By Eugene McGloin

RALPH McTELL, if he was a senior soccer player, would have been repeatedly capped for Ireland.

Not bad for one whose childhood in Croydon, South London, was spent playing in the bombed out sites of World War Two.

Everybody from the Queen can probably privately belt out the great English song he wrote, ''Streets of London.''

McTell also wrote one of the great Irish songs of the past half century, ''From Clare to Here.''

Forty years have passed now since The Fureys popularised that emigration anthem of missed Mass, hard drinking, unwritten letters home and hard, hard work. 

Both ballads were greeted with enthusiasm by an appreciative audience in the Hawks Well Theatre last night, Thursday.

Over the past half century McTell has busked on the streets and 'slept under the stars' in many major European capitals.

Brickie, Soldier

He has also a been a brickie and for a short time served in the British army.

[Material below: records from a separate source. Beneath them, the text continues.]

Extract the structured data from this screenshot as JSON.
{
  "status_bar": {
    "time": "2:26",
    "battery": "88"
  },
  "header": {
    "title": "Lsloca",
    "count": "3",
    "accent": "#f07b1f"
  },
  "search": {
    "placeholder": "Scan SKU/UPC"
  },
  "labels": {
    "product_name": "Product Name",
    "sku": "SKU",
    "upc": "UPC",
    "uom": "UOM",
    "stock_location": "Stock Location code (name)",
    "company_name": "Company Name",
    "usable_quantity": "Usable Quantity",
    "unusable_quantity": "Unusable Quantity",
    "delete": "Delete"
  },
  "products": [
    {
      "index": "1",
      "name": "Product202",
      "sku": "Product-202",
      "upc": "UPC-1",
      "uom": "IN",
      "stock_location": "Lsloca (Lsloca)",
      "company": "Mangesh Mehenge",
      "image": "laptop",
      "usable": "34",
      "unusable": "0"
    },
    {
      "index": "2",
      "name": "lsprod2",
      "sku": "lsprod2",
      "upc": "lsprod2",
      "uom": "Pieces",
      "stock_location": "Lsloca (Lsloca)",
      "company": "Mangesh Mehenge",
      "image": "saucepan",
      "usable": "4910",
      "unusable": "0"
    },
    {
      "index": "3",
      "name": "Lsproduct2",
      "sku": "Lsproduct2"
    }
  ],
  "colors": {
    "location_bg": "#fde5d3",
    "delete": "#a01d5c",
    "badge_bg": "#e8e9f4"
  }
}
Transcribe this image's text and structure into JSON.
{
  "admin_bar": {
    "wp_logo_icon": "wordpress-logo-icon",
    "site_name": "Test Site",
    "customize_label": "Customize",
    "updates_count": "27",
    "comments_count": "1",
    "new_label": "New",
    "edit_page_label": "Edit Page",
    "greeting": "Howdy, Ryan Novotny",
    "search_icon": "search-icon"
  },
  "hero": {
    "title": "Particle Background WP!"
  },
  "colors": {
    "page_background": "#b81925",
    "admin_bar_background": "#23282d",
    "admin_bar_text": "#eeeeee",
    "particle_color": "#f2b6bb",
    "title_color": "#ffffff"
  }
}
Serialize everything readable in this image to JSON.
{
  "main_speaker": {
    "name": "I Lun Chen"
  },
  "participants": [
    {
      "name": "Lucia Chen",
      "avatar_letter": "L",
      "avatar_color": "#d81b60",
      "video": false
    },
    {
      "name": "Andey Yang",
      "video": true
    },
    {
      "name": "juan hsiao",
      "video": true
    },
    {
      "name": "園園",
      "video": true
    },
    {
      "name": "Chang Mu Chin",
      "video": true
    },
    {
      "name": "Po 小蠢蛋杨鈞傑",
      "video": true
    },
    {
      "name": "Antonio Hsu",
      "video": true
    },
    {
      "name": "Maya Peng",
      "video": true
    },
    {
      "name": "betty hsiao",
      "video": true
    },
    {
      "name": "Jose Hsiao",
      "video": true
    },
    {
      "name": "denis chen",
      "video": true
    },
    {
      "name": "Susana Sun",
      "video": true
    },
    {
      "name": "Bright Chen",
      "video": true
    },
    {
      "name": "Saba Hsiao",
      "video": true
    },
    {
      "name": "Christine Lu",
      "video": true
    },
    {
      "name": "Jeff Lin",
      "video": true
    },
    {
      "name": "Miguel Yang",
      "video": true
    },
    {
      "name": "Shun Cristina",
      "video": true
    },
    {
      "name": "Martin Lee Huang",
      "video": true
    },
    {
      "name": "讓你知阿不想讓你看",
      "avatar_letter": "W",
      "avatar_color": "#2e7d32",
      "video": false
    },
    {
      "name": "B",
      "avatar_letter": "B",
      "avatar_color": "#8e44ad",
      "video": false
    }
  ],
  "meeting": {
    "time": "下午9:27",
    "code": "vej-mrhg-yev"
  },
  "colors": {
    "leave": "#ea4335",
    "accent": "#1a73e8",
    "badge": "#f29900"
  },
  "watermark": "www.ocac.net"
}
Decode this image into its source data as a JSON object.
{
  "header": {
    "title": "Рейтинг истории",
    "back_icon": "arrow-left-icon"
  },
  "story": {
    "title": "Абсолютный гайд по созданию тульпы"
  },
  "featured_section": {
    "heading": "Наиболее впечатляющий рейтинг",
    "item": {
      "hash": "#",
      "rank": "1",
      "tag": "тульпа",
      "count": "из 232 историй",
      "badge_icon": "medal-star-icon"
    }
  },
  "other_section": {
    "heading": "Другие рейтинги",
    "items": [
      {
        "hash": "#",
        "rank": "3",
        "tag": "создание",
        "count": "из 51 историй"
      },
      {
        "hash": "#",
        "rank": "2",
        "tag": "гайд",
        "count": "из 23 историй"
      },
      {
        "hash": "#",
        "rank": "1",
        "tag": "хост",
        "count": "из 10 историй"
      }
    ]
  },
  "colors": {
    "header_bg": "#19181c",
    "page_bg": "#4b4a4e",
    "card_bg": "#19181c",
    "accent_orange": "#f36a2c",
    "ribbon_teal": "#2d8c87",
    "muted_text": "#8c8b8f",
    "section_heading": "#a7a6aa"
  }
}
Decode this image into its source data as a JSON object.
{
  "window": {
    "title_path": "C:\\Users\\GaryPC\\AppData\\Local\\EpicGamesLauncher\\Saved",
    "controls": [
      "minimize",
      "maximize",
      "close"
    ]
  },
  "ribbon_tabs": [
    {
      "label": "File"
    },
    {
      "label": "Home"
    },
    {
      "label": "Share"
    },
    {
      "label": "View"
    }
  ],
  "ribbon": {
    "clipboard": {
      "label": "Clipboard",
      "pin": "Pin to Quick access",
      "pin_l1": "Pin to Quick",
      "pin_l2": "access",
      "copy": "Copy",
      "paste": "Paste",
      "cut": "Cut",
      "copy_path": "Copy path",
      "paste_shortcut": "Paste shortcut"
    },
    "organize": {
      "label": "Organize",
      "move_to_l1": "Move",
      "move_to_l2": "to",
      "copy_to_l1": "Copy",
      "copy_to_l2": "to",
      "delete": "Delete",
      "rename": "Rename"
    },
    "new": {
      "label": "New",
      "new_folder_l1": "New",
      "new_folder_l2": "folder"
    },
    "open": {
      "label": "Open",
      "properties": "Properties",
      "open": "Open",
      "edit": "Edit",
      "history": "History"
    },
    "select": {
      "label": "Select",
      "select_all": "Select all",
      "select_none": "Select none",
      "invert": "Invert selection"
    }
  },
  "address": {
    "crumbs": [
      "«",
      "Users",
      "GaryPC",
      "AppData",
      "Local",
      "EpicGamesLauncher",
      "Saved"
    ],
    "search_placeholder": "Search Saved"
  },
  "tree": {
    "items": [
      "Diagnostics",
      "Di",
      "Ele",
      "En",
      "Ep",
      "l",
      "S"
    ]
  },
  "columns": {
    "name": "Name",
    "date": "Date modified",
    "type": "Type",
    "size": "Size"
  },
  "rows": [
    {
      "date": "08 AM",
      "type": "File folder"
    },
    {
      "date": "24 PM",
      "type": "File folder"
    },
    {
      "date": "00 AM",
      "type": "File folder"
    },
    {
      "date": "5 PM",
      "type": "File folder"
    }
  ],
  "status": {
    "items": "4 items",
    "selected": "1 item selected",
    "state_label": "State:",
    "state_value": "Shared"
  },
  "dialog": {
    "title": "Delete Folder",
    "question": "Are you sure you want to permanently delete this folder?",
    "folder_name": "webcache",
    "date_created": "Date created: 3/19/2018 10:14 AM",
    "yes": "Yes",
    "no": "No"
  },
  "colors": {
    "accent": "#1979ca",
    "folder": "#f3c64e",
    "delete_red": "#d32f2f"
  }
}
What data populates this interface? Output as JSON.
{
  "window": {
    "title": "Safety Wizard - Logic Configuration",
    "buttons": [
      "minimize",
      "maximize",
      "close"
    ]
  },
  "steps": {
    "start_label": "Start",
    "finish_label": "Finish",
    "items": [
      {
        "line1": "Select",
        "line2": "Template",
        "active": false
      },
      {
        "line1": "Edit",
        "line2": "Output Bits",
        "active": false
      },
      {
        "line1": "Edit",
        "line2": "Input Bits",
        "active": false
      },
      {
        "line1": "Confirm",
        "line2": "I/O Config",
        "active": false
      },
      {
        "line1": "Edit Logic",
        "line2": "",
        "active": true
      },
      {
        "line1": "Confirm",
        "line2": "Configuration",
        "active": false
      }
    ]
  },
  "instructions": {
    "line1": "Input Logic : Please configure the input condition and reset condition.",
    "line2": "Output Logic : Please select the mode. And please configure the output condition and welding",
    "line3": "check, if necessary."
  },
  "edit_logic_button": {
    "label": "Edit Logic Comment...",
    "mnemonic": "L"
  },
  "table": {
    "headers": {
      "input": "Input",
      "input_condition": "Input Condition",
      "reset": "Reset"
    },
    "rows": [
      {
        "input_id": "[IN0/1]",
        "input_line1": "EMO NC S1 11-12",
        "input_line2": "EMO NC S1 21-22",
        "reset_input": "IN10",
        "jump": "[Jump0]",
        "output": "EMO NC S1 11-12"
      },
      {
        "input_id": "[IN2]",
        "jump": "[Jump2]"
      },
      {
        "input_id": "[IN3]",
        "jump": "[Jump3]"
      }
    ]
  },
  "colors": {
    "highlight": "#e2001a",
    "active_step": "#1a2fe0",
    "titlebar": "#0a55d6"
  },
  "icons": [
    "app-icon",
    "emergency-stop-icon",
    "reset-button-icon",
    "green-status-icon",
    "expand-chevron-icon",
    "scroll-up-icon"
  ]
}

In both he met young men from the Republic. McTell's immense respect for this country, which comes out in everything he does. It possibly began right there.

The past half decade of (half) opened doors has been immensely kind to his unmistakable voice. It is undiminished. Remarkable.

He has not rested on his laurels as the writer of one of the most famous songs in Europe this past half century.

He has just written a new song about how and why we commemorated the 100th anniversary of the Easter Rising, even tying in a famed line of Yeats.

Other songs in Sligo last night he wrote about and was inspired by people he admired.

Bob Dylan, Dylan Thomas, Luke Kelly, Rambling Jack Elliott, Woody Guthrie and ragtime pickers like the Rev Gary Davis.

Touching Tribute

His tribute to the genius of comedians Stan Laurel and Oliver Hardy was nuanced and touching.

Along with bombed out sites, his childhood neighbourhood had half a dozen cinemas from which to to choose.

Sligo Statues

McTell led a round of applause in the Hawks Well for the latest winner of the Nobel Prize for Literature.

Bob Dylan now joins a select club which includes two men whose statues are on the streets of Sligo town -- Tagore and Yeats.

McTell's encore last night paid homage to how Bob Dylan inspired his own generation to be both writers and singers.

Name Check

There was a name check in those lyrics for Suze Rotolo, the woman forever frozen (in our hearts) in that cover photo of 'The Freewheelin' Bob Dylan.'

The song gave us a sense of how far back that continuous creativity stretches; the photo was 1963, when winter came like, he said, ''a fist'' with the killing of Kennedy on our TV screens.

For 90 minutes last night Ralph McTell enthralled his Sligo audience with his solo show, enhanced just by his Gibson and Martin guitars, 12 strings and six strings.

Oh, and that harmonica, of course as he weaved in and out of decades past, humanely 'signing off' all our hurts, all our hopes. It's a gift, given.

Link: See Sligo Today 25/10/2015